Clearly, this is going to be a fast moving story over the next few weeks and months. If BBC want to get out of live Formula 1 at the end of this season, an announcement would surely come within the next week, it would be ludicrous if there are no on-air references to their coverage ending in Abu Dhabi. However, if we hear nothing before Christmas, we can assume that BBC will broadcast Formula 1 with the same deal as now in 2016.

Update on November 25th – Enter Channel 4. Per yesterday’s edition of The Chris Evans Show (thanks madmusician on DS for the tip), and I quote from Evans: “This is what I heard yesterday, that Channel 4 may sweep in and take the rights to Formula 1 away from the BBC next year.” Given that Evans has involvement with both the BBC and Channel 4, namely through his own show, Top Gear and TFI Friday, I would say that rumour has legs. I have noted on these pages before about their previous efforts when BBC’s rights were under threat in 2011. Will it be second time lucky for the broadcaster?

Update on November 29th – Suzi Perry at the end of the Abu Dhabi Grand Prix show: “We will see you next year, hopefully.” – so, there you are.

Update on November 30th – BBC pundit David Coulthard has used his column on the BBC website to comment on the rights situation. He notes that, as reported above, BBC’s rights are under threat because of budget cuts around the corporation. The most important part of Coulthard’s column, was this, which I wholeheartedly agree with: “My personal view is that if F1 allows itself to lose free-to-air television coverage in the UK, it will not only affect the popularity of the sport, and by extension the teams’ ability to raise money to compete, but it will also reduce its exposure to the next generations of engineers and mechanics.”

Update on December 7th – Current Sky Sports F1 commentator and former BBC F1 commentator Martin Brundle spoke about the situation at last night’s AUTOSPORT Awards. In an off-topic diversion, Brundle said “I really hope the BBC stays in F1 next year. We [BBC and Sky] push each other along and it’s good for F1.”

Quick thoughts on the latest BBC F1 speculation

It is that time of the year where the BBC announce their latest round of cuts, and it is therefore unsurprising to see what could be first on the chopping block:

BBC.co.uk – “…it could throw doubt on the corporation’s coverage of sports such as F1 racing.”
The Guardian – “could hit athletics and Formula One”
The Telegraph – “faces losing Formula 1”

The amount of money that BBC Sport will have to save is £35 million annually. I have estimated before that Formula 1 costs the BBC between £15 million and £20 million. My opinion is that BBC will axe F1 this time around, and regular blog readers should not be surprised to read that, given the climate that the latest licence fee settlement was negotiated within.

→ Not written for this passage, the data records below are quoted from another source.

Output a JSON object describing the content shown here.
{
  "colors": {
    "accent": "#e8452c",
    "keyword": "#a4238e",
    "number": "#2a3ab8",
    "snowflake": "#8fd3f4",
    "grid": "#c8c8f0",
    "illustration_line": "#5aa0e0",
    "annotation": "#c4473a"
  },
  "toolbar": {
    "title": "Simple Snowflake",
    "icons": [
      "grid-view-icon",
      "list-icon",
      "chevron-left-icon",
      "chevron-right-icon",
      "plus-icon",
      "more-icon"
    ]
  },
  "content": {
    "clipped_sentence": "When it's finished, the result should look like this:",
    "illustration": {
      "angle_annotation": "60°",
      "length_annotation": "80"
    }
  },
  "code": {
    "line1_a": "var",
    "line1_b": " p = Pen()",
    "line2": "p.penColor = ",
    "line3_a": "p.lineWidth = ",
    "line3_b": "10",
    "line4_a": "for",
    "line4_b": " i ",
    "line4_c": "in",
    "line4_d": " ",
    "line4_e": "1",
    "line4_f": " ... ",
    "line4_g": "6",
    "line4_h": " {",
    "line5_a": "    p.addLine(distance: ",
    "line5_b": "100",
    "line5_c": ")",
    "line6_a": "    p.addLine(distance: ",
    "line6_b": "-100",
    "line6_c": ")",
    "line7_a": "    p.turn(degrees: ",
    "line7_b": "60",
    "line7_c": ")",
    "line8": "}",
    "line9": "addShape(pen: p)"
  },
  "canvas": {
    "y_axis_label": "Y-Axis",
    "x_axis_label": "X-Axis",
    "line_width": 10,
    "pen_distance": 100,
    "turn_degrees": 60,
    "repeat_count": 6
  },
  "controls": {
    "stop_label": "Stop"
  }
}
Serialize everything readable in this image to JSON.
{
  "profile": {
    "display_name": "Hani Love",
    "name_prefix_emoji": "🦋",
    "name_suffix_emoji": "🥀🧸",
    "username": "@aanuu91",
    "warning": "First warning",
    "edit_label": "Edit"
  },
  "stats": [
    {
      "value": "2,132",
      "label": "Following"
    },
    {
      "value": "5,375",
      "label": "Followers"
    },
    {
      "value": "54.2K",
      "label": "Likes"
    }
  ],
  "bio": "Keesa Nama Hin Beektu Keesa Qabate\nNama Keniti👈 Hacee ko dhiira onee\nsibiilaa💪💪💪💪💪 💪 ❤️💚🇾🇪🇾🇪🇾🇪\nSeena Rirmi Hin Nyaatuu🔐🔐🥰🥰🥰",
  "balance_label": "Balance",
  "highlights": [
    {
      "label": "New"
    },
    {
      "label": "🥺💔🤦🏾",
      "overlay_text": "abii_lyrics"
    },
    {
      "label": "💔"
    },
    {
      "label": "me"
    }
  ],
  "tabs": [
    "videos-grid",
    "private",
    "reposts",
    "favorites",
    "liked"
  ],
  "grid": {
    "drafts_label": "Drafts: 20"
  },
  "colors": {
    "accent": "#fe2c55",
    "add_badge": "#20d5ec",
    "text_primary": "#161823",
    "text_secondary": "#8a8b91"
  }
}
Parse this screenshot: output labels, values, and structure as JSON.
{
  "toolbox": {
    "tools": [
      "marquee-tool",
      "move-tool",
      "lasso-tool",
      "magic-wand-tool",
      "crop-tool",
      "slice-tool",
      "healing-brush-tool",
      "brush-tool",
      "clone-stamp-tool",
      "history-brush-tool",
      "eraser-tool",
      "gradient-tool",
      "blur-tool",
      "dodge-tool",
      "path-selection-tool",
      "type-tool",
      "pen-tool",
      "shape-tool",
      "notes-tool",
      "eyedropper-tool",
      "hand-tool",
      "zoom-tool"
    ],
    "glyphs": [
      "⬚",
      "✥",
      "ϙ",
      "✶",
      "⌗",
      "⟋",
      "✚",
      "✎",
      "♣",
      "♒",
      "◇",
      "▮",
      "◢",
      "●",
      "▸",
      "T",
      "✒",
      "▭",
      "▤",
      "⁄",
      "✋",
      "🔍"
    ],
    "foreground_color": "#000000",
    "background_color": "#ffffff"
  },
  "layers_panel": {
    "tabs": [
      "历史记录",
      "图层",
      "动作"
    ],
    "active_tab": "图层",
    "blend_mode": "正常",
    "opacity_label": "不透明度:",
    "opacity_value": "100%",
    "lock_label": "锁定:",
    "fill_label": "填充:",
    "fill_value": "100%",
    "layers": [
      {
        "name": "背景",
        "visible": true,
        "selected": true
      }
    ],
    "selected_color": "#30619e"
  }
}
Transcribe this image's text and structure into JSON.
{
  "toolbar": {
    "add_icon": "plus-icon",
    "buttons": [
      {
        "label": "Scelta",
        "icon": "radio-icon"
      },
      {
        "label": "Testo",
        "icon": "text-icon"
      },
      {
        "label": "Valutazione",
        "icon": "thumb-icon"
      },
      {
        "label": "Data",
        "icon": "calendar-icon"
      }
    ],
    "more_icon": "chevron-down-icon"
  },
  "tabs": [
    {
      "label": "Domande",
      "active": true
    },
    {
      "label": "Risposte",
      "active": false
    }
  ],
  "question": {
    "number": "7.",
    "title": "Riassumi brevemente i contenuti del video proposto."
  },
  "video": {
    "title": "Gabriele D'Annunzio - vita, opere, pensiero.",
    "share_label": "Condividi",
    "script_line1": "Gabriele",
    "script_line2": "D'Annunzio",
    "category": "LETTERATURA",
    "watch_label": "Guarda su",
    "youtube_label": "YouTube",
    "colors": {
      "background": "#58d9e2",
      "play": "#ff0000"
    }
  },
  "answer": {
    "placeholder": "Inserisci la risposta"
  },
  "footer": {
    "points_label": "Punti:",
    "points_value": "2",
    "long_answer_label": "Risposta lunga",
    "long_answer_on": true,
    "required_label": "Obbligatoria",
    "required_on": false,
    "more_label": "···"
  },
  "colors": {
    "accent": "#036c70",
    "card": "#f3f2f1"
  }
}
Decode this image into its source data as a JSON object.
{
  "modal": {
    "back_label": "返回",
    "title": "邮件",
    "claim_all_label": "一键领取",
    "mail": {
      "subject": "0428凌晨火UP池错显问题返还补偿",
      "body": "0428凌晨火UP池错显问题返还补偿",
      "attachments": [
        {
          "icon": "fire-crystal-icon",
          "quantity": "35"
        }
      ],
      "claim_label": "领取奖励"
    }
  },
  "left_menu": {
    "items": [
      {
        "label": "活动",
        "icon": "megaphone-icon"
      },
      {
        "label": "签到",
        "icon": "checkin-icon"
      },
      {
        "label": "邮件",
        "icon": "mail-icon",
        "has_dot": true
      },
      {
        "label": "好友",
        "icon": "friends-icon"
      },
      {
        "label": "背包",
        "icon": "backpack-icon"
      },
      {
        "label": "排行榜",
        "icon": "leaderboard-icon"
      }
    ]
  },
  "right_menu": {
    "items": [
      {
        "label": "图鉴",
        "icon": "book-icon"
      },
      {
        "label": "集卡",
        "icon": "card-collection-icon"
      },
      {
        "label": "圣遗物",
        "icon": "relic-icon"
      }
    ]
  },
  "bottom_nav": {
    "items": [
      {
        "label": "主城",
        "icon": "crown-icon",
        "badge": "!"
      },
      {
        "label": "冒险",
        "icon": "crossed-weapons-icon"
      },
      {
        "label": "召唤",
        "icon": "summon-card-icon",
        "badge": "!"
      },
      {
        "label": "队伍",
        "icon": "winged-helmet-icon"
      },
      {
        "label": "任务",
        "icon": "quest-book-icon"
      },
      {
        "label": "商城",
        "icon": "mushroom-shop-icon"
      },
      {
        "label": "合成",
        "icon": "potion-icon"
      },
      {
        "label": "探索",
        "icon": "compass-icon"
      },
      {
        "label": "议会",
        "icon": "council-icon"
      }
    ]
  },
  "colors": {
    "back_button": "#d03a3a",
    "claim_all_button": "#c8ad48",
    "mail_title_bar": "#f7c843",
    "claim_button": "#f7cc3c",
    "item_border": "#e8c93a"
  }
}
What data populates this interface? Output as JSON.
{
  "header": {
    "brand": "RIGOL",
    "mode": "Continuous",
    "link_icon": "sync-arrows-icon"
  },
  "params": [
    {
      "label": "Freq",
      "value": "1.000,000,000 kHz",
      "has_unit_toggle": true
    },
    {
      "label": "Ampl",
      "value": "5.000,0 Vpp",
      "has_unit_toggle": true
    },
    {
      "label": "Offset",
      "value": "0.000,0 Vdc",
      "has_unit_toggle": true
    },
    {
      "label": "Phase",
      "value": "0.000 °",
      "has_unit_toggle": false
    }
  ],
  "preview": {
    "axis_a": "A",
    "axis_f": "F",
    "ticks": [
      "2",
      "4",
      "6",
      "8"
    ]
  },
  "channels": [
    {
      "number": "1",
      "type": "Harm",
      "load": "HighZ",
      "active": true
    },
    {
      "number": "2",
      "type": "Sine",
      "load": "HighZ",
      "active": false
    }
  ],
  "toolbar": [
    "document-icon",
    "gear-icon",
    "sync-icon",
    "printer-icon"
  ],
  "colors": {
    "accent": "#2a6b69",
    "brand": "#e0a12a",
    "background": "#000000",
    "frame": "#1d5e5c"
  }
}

We have been predicting BBC F1’s demise since 2012, you could argue that it is miraculous that nothing has changed on the rights front since then. Bernie Ecclestone’s latest plea to BBC came in August, in anticipation of today’s BBC cuts. Ecclestone said “I hope [BBC] continue. We’re not interested in the money, we’re interested in entertaining the public and doing a service. That’s what we’re there for. I think it would be good [to continue as we have at the moment]. It’s works at the moment, so there’s no reason why it should change. Sky have done a super job. They’ve lifted the level and lifted the BBC up.”

If BBC were to continue, it would be in highlights only form, with the first, last and British Grand Prix live, in my opinion. 45 percent of blog readers think BBC will try and renegotiate their contract before 2018. As I’ve said before, I think 2016 will be a very interesting year on the F1 rights front. My gut instinct tells me that the rights will be different for 2017. In what way? Your guess is as good as mine. A combination of BBC, ITV, Channel 4, BT Sport and Sky Sports would appear to be the most likely way forward as of 2017 onwards.

When live Formula 1 does disappear from free-to-air television in the UK, it will be an extremely sad day for motor sport fans as it will essentially reduce Formula 1 to a minority sport in this country. It looks like that day is getting closer to reality…